EXERCISE BRIEF - For the entries that follow, report how many lines include the word "screenshot" and add nothing.

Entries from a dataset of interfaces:
========================
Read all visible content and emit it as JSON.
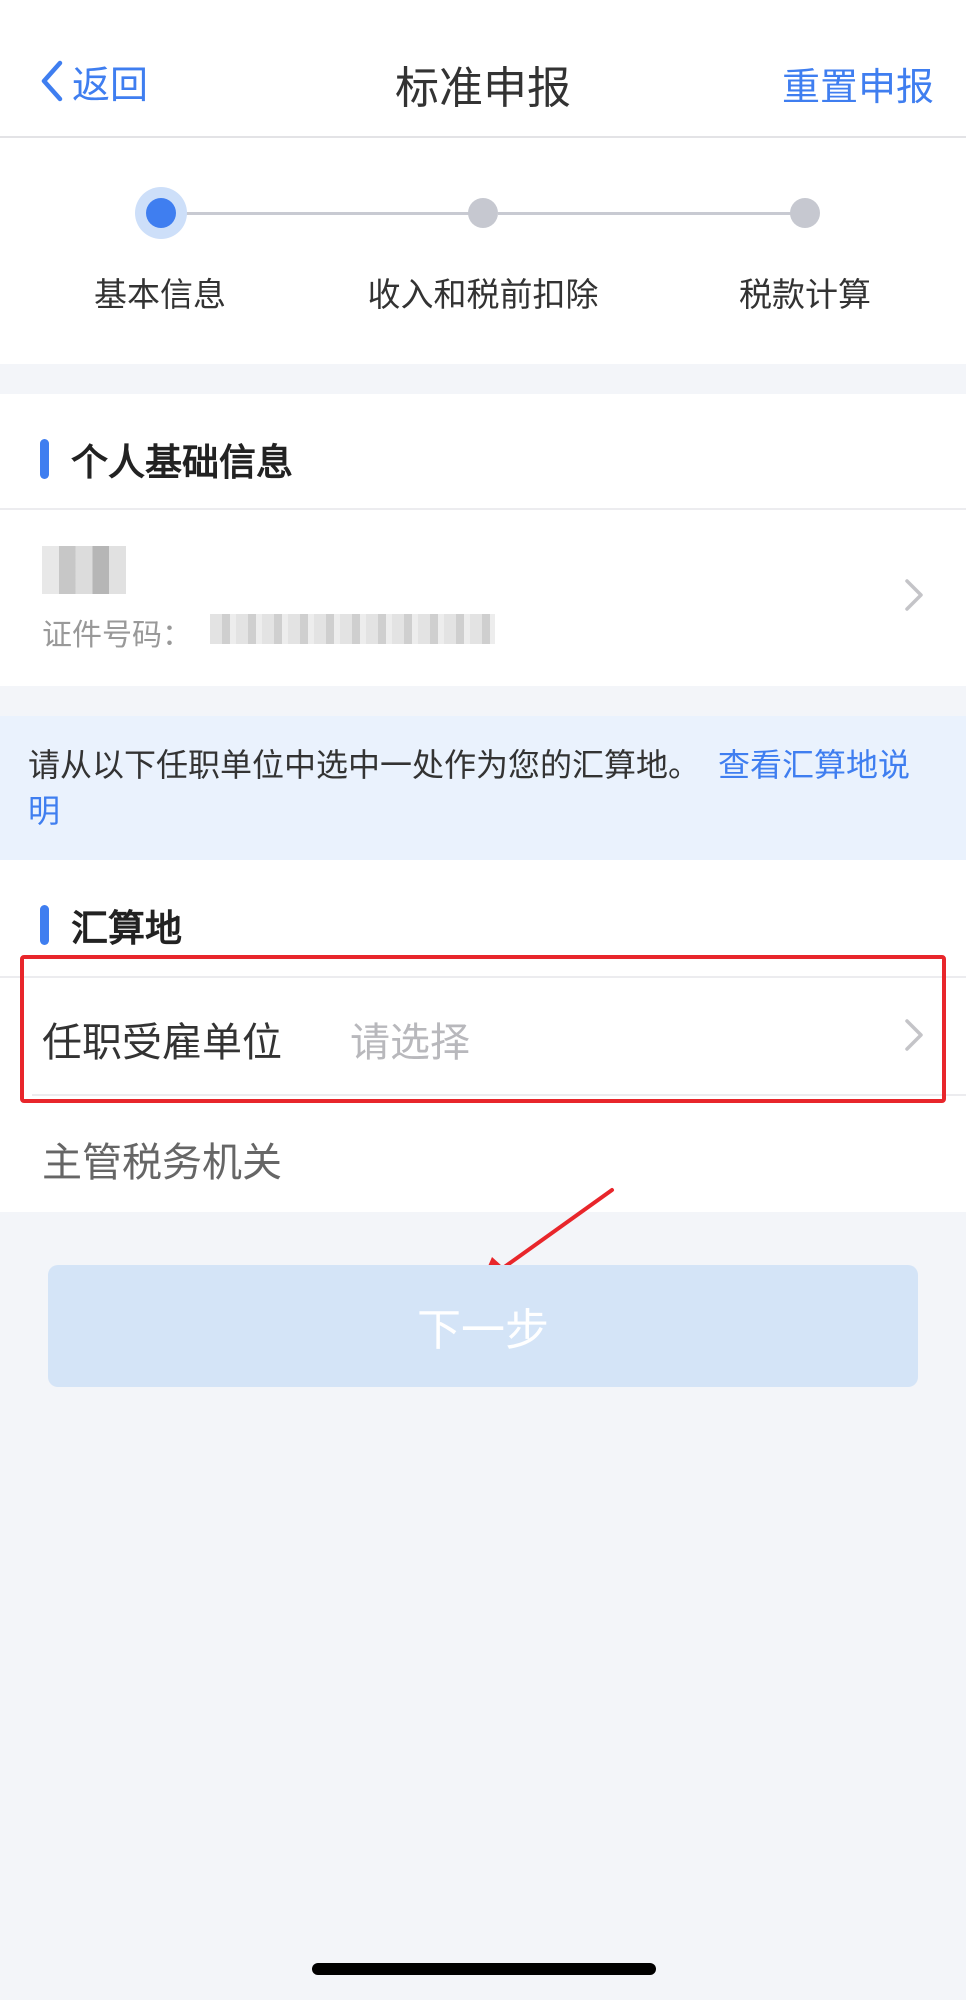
{
  "nav": {
    "back_label": "返回",
    "title": "标准申报",
    "reset_label": "重置申报"
  },
  "steps": [
    {
      "label": "基本信息",
      "active": true
    },
    {
      "label": "收入和税前扣除",
      "active": false
    },
    {
      "label": "税款计算",
      "active": false
    }
  ],
  "personal": {
    "section_title": "个人基础信息",
    "id_label": "证件号码："
  },
  "notice": {
    "text": "请从以下任职单位中选中一处作为您的汇算地。",
    "link": "查看汇算地说明"
  },
  "settlement": {
    "section_title": "汇算地",
    "employer_label": "任职受雇单位",
    "employer_placeholder": "请选择",
    "tax_authority_label": "主管税务机关"
  },
  "next_button": "下一步",
  "colors": {
    "accent": "#3f7ef0",
    "highlight": "#e8262b",
    "button_disabled": "#d4e4f7"
  }
}
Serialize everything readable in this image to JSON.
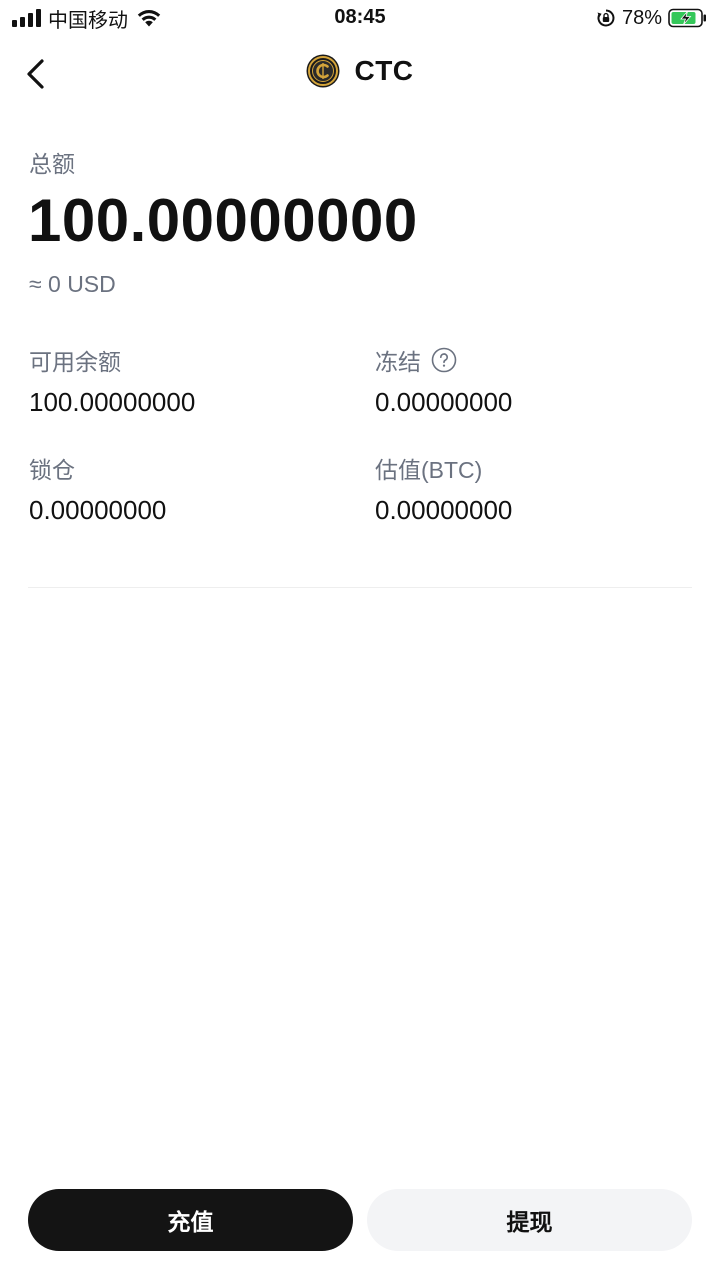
{
  "status_bar": {
    "carrier": "中国移动",
    "time": "08:45",
    "battery": "78%"
  },
  "nav": {
    "title": "CTC",
    "coin_icon": "ctc-coin-icon",
    "back_icon": "chevron-left-icon"
  },
  "summary": {
    "total_label": "总额",
    "total_amount": "100.00000000",
    "usd_approx": "≈ 0 USD"
  },
  "stats": {
    "available": {
      "label": "可用余额",
      "value": "100.00000000"
    },
    "frozen": {
      "label": "冻结",
      "value": "0.00000000"
    },
    "locked": {
      "label": "锁仓",
      "value": "0.00000000"
    },
    "valuation": {
      "label": "估值(BTC)",
      "value": "0.00000000"
    }
  },
  "actions": {
    "deposit": "充值",
    "withdraw": "提现"
  },
  "colors": {
    "primary_button": "#141414",
    "secondary_button": "#f3f4f6",
    "muted_text": "#6b7280",
    "battery_green": "#34c759",
    "coin_gold": "#d4a43a"
  }
}
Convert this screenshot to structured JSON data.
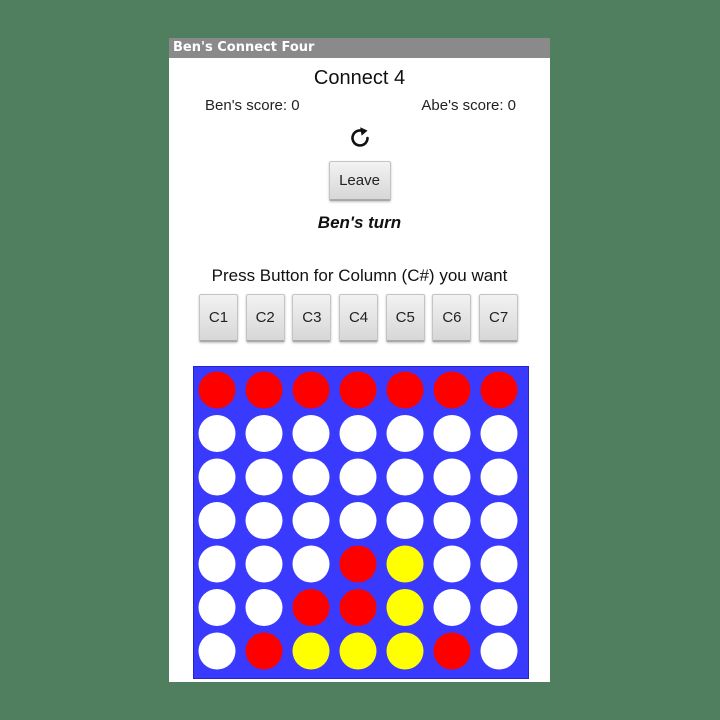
{
  "window": {
    "title": "Ben's Connect Four"
  },
  "header": {
    "title": "Connect 4"
  },
  "scores": {
    "left": "Ben's score: 0",
    "right": "Abe's score: 0"
  },
  "controls": {
    "refresh_icon": "refresh-icon",
    "leave_label": "Leave"
  },
  "status": {
    "turn": "Ben's turn"
  },
  "instructions": "Press Button for Column (C#) you want",
  "columns": [
    "C1",
    "C2",
    "C3",
    "C4",
    "C5",
    "C6",
    "C7"
  ],
  "colors": {
    "board": "#3a3aff",
    "empty": "#ffffff",
    "red": "#ff0000",
    "yellow": "#ffff00"
  },
  "board": [
    [
      "R",
      "R",
      "R",
      "R",
      "R",
      "R",
      "R"
    ],
    [
      "E",
      "E",
      "E",
      "E",
      "E",
      "E",
      "E"
    ],
    [
      "E",
      "E",
      "E",
      "E",
      "E",
      "E",
      "E"
    ],
    [
      "E",
      "E",
      "E",
      "E",
      "E",
      "E",
      "E"
    ],
    [
      "E",
      "E",
      "E",
      "R",
      "Y",
      "E",
      "E"
    ],
    [
      "E",
      "E",
      "R",
      "R",
      "Y",
      "E",
      "E"
    ],
    [
      "E",
      "R",
      "Y",
      "Y",
      "Y",
      "R",
      "E"
    ]
  ]
}
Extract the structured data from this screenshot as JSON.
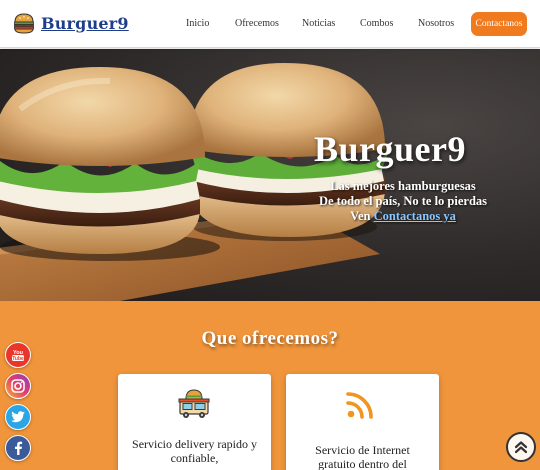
{
  "header": {
    "brand": "Burguer9",
    "nav": [
      "Inicio",
      "Ofrecemos",
      "Noticias",
      "Combos",
      "Nosotros"
    ],
    "cta": "Contactanos"
  },
  "hero": {
    "title": "Burguer9",
    "line1": "Las mejores hamburguesas",
    "line2": "De todo el país, No te lo pierdas",
    "line3_prefix": "Ven ",
    "line3_link": "Contactanos ya"
  },
  "offer": {
    "title": "Que ofrecemos?",
    "cards": [
      {
        "icon": "food-truck-icon",
        "text": "Servicio delivery rapido y confiable,"
      },
      {
        "icon": "wifi-icon",
        "text": "Servicio de Internet gratuito dentro del"
      }
    ]
  },
  "social": [
    "youtube-icon",
    "instagram-icon",
    "twitter-icon",
    "facebook-icon"
  ],
  "colors": {
    "accent": "#f07a1e",
    "section_bg": "#f0953c",
    "brand_text": "#1f3e8a",
    "link": "#8bc6ff"
  }
}
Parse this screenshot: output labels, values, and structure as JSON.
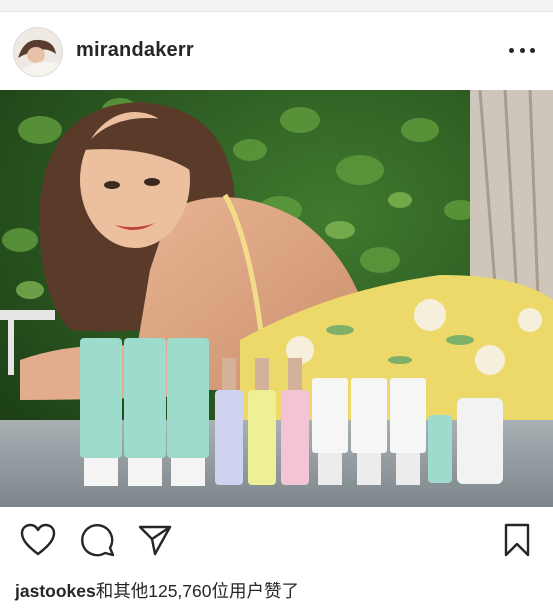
{
  "post": {
    "username": "mirandakerr",
    "liked_by_user": "jastookes",
    "liked_by_rest": "和其他125,760位用户赞了",
    "more_icon": "more-horizontal-icon"
  },
  "icons": [
    "heart-icon",
    "comment-icon",
    "share-icon",
    "bookmark-icon"
  ],
  "colors": {
    "text": "#262626",
    "background": "#ffffff"
  }
}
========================
FINISHED EXERCISE - 3